Even if the pain is not permanent, bodily injury can have a gross and profound impact on your life. It can impact your ability to work, your enjoyment of time with loved ones, or your independence. This is to say nothing of the medical bills that could cause financial harm to you and your family. This is especially true if your bodily injury came from medical malpractice in the first place.
When you’re injured as a result of someone else’s negligence, you may be entitled to compensation. Your legal counsel can help you determine the best course of action. But first, it’s important to understand what constitutes bodily injury in a legal proceeding.
Factors That Constitute Bodily Injury
Cornell defines bodily injury as, “[A] cut, abrasion, bruise, or disfigurement; physical pain; illness; impairment of the function of a bodily member, organ, or mental faculty; or any other injury to the body, no matter how temporary.”
Obviously, this covers a rather broad swath of issues and can leave some wondering whether their injury is enough for a bodily injury settlement or lawsuit. Factors that constitute bodily injury include:
Some injuries have a lifelong — and visible — impact on you. Loss of appendages or other body parts like eyes will change the way you navigate through the world. Even a prominent scar or a skin graft on an otherwise healed body can profoundly impact your life, as well.
There is often significant emotional pain that comes from permanent disfigurement. You may mourn the way your body looked or functioned before the accident. Or you may suffer harassment and rejection from others as a result of the disfigurement. Difficulty with body image can arise in these instances.
If an accident that was the fault of another party left you with permanent disfigurement, you may seek compensation.
Living with physical pain can make everyday tasks seem monumental. Exercising, getting dressed, making breakfast, or caring for your children are all much more strenuous when you’re in pain. When you have physical pain, it can sap your energy and even make some tasks unbearable.
You may need to take off work while you recover or you may not be able to live as independently as you prefer. You may need to be prescribed pain medication in order to manage your daily life despite the pain.
In some cases, physical pain lasts while you recover from the injury and then gradually fades. In other cases, it may lead to chronic pain, even creating or exacerbating issues like fibromyalgia or arthritis. Whether temporary or permanent, physical pain is a serious effect of a bodily injury for which you may seek compensation.
Failure or Impaired Bodily Function
A car accident may leave an injured victim paralyzed. A traumatic brain injury can severely impair both brain and body functions. Even medical negligence can lead to body impairments or failures. Loss of limbs, injuries that cause blindness or deafness, or injuries that lead to some kind of organ failure all fall within this category.
These injuries have the potential to impact your pain, medical expenses, and quality of life. They can also utterly change the way you move through life.

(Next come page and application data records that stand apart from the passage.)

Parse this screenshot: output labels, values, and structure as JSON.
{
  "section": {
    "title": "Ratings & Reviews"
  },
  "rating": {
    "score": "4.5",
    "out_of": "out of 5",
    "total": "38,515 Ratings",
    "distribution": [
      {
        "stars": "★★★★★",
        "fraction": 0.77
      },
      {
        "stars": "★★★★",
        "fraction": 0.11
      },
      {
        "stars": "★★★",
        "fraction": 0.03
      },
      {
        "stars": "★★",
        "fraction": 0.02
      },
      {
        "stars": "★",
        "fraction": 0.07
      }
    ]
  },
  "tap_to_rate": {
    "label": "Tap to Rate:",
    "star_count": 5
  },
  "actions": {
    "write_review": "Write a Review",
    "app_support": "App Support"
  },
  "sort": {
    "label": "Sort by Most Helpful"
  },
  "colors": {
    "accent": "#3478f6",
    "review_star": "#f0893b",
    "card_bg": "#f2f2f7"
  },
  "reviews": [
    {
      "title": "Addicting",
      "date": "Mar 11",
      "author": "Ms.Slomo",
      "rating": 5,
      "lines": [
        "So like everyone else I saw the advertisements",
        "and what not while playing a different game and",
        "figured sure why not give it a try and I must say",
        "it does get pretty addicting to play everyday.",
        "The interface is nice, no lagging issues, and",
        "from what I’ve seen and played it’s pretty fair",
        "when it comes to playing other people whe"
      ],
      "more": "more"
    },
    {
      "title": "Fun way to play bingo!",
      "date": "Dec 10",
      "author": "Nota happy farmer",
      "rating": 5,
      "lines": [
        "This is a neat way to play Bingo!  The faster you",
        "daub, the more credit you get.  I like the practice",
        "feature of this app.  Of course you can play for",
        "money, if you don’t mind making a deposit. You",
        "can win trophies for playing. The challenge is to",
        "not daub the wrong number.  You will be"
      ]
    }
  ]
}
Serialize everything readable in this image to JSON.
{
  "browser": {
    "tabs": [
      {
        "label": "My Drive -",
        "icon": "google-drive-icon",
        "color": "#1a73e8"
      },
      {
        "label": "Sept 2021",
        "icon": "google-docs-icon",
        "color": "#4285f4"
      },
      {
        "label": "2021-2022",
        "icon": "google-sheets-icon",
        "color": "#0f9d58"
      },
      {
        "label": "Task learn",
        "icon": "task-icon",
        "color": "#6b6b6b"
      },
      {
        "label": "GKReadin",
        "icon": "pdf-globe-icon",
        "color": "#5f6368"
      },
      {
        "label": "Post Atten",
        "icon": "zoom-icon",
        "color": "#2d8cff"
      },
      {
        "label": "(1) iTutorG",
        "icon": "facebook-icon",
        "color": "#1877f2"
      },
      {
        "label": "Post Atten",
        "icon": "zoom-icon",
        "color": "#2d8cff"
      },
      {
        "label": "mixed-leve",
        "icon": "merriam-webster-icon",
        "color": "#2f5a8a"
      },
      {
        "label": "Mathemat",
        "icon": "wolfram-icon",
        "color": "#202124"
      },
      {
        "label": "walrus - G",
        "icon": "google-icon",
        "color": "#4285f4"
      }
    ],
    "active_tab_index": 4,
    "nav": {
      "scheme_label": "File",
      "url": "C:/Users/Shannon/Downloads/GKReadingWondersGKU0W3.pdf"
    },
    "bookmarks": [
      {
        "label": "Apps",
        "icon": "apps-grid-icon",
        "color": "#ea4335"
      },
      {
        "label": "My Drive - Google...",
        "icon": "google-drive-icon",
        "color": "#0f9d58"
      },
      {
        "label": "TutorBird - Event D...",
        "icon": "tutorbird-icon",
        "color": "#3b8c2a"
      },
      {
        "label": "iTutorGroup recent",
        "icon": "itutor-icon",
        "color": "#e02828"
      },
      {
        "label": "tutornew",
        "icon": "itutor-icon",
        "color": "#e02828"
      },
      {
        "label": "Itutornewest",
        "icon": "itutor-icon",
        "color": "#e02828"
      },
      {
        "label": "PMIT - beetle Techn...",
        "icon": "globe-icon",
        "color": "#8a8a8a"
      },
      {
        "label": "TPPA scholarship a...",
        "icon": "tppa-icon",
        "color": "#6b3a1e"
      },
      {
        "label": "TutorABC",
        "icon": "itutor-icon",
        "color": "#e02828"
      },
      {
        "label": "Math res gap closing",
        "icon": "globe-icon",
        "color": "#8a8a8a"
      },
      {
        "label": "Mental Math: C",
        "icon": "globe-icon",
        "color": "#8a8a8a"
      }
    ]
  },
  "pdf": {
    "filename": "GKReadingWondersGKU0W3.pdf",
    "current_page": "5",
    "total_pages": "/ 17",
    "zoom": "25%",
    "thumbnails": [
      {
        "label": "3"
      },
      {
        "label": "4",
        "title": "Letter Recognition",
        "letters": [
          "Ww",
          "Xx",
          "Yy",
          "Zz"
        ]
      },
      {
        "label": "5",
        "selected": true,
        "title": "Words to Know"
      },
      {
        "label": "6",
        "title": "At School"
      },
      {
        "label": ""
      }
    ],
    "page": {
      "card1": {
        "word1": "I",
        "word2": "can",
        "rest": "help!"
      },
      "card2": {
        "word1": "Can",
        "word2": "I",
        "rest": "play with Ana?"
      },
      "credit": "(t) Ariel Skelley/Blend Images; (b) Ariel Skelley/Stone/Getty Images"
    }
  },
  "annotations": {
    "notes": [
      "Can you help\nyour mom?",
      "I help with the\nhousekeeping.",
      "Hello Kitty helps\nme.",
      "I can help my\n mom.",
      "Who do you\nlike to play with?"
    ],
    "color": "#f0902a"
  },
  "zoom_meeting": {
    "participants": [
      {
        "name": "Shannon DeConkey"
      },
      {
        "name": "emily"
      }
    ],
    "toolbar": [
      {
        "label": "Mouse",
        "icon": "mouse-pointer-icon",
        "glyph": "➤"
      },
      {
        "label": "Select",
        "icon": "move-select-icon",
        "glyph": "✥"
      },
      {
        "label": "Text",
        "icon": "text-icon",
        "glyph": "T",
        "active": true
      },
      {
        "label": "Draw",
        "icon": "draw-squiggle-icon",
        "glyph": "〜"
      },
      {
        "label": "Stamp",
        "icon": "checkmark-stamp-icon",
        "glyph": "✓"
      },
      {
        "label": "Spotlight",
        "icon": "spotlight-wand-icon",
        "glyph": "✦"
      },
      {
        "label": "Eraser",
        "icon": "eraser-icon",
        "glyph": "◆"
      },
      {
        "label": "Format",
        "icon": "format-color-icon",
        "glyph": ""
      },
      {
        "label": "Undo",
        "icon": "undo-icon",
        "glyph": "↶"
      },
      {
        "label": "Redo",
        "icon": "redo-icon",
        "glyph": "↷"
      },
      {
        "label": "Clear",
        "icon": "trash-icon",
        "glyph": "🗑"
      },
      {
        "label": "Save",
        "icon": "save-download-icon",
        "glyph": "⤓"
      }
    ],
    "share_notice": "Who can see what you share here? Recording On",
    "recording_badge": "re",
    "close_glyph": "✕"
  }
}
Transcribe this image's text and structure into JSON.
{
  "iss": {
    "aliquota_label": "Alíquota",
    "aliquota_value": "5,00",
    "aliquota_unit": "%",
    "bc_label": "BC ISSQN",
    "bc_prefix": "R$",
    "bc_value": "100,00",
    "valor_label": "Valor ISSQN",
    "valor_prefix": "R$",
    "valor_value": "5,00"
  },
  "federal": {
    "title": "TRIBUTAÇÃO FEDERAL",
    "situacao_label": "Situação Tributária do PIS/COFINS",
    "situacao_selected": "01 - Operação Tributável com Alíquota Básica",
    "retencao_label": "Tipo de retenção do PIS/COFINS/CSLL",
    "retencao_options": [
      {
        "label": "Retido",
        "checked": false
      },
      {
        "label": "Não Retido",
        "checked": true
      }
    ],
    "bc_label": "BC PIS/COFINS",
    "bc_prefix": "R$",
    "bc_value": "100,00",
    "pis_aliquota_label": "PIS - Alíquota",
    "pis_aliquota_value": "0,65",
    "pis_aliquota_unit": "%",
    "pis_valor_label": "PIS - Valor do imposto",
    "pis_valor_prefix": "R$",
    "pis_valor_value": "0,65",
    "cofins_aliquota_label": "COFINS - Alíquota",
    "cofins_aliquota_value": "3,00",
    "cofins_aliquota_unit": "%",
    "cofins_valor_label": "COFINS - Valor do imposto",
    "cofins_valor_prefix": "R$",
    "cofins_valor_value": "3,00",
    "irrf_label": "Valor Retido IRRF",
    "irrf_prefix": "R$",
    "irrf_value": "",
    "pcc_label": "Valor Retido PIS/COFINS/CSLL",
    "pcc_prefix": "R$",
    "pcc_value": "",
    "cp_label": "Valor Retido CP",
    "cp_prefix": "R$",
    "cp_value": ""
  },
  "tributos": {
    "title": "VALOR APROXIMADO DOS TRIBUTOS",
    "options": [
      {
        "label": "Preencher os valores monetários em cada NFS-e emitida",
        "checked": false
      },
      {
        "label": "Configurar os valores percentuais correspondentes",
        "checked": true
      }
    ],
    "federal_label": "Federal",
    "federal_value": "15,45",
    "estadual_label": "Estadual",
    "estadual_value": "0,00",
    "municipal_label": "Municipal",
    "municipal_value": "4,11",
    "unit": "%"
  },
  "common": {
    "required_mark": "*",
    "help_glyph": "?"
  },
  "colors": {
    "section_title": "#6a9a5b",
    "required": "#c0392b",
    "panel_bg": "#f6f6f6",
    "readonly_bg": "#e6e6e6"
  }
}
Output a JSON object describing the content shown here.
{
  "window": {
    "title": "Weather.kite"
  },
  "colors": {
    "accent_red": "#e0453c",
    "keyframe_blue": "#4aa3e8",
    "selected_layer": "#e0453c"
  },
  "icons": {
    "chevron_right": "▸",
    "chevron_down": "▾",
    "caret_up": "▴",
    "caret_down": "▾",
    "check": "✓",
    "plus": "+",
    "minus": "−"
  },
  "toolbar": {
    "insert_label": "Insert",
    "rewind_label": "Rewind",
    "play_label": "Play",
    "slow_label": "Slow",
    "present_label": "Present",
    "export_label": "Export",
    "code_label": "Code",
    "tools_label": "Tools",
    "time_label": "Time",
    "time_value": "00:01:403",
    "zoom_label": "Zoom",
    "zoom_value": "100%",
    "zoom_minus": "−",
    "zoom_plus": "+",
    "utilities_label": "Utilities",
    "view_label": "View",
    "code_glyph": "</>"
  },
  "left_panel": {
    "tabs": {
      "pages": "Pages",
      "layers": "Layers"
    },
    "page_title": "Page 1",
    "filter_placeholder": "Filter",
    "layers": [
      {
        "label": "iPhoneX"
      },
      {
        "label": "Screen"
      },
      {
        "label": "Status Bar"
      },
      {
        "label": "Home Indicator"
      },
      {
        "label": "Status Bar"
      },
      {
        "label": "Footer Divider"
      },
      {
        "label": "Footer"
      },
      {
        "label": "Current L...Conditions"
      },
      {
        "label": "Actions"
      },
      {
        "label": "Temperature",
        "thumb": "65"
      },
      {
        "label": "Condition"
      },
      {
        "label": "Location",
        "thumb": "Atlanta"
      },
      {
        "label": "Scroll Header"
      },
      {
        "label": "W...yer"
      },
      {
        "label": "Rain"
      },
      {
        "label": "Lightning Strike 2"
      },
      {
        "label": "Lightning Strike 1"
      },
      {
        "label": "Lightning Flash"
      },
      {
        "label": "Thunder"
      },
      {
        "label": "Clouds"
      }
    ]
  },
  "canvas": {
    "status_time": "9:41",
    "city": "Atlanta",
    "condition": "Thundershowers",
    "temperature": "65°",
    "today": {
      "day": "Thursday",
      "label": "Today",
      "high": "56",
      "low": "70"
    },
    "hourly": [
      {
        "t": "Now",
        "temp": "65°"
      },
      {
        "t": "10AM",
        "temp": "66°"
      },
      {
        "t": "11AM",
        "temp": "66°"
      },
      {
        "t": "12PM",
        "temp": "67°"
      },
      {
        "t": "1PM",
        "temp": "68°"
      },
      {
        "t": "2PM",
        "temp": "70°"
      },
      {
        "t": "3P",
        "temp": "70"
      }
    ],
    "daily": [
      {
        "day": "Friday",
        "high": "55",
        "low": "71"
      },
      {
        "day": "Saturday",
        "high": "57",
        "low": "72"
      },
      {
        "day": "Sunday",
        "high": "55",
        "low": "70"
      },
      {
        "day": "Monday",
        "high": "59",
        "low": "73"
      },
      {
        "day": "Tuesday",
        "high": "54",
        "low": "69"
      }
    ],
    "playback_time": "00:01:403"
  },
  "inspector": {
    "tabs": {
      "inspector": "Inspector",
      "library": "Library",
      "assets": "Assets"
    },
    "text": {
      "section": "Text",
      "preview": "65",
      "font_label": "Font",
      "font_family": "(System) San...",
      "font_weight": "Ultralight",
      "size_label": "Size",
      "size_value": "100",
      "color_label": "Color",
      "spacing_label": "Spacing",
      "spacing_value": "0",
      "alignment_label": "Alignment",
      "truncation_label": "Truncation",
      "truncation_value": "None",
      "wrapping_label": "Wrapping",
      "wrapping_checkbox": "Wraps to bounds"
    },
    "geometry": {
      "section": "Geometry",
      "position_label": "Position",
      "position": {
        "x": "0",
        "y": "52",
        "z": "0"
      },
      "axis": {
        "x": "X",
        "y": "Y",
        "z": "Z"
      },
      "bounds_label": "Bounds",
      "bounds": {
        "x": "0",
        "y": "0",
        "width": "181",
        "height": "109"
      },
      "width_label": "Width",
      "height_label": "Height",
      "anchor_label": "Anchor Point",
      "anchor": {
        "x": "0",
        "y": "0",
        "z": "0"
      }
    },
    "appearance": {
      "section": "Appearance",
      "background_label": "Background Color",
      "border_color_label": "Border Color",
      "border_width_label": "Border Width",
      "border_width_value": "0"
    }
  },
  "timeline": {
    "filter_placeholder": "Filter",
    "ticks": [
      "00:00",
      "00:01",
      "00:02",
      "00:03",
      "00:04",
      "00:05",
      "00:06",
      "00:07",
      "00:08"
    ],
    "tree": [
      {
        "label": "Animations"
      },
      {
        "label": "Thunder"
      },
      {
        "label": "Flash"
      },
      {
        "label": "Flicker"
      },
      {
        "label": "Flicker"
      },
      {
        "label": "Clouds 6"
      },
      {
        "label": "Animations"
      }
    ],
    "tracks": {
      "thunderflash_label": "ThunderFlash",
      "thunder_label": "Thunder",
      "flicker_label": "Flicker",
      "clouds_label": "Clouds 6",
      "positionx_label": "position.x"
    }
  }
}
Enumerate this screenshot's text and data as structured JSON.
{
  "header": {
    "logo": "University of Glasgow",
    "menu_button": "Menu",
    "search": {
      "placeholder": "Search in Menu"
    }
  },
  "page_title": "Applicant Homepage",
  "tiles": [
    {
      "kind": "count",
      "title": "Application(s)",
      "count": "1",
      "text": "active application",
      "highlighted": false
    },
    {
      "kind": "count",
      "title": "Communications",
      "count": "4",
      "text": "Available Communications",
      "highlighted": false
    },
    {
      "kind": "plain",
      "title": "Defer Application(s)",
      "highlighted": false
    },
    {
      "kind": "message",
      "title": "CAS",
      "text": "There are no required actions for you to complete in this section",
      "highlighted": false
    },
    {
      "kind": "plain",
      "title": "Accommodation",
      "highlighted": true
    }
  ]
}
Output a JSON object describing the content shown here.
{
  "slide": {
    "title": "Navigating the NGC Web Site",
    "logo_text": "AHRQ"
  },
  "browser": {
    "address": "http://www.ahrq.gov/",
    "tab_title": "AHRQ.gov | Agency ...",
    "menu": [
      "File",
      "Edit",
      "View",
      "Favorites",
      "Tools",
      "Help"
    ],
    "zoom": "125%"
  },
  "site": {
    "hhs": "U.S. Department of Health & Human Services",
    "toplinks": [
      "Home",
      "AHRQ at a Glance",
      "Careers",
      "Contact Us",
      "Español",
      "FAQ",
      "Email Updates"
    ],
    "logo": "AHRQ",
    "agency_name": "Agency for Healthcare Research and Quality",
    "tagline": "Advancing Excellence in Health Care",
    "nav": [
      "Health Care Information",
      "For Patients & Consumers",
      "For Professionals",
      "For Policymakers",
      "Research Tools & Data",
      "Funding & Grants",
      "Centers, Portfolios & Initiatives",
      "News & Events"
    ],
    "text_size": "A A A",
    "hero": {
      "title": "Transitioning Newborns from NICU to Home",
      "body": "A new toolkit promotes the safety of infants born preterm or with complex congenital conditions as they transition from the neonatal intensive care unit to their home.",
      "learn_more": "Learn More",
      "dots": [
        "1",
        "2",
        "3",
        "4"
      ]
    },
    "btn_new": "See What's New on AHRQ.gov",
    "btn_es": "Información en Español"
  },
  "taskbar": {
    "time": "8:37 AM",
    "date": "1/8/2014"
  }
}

You may be unable to remain at your job as a result of an impaired or failed bodily function, leading to a loss of income. You may spend the rest of your life in and out of hospitals. This can be both traumatic and costly, which is why plaintiffs often seek compensation.
When There’s a Risk of Death
While most bodily injuries will require recovery time and may have some lasting impacts, some can be deadly. If a vital organ was injured, for instance, there may be a substantial risk of death. Sometimes the lasting impacts of injuries can also make injury victims vulnerable to certain diseases and conditions that could prove deadly.
In these instances, even if you survive, the substantial risk of death can be stressful and traumatizing, both to yourself and to your family. Where there is a risk of death, there may be a bodily injury liability.
How to File a Bodily Injury Claim
If you were injured as a result of another party’s negligence, you may be able to file a bodily injury claim. Speak to your legal counsel about whether or not you have a case.
Keep records of everything: your medical expenses, the extent of your injuries, proof of lost wages, any communication with the insurance company, and any photographs. Though, it’s worth noting that after an initial contact about insurance coverage, you should let your attorney deal with the insurance company.
Working with your personal injury lawyer, you can file the claim. In your complaint, give a detailed description of the accident and the result of that accident. Include any documentation, photographs, or receipts such as medical bills and additional costs. If there was any property damage done, make sure that is also included.
You can ask your attorney questions like, "What is bodily injury liability?" or “How much bodily injury liability do I need?” Or discuss what to do in cases of uninsured motorist bodily injury. Have questions about person limit or accident limit when it comes to bodily injury claims? A personal injury lawyer has you covered.
In some cases, the insurance company may simply settle, while in others, you may need to go to court.
Insurance Coverage for a Covered Claim
Take a look at the insurance plan to see whether the incident falls under a covered claim. If so, you will still need to make sure that everything is thoroughly documented so that you can easily prove the bodily injury.
Insurance companies are skilled at looking for loopholes that prevent them from having to pay. Here again, it’s always a good idea to let your legal counsel handle any interactions with the insurance company, as they are experienced in the tricks that insurance employees will use to trip up claimants.
Contact an Attorney to Discuss Potential Compensation
If you’ve recently been injured and think you might be entitled to compensation, contact The Moore Law Firm today. Our experienced attorneys can review your case and help you get the settlement you deserve, as well as navigate any interactions with the insurance company.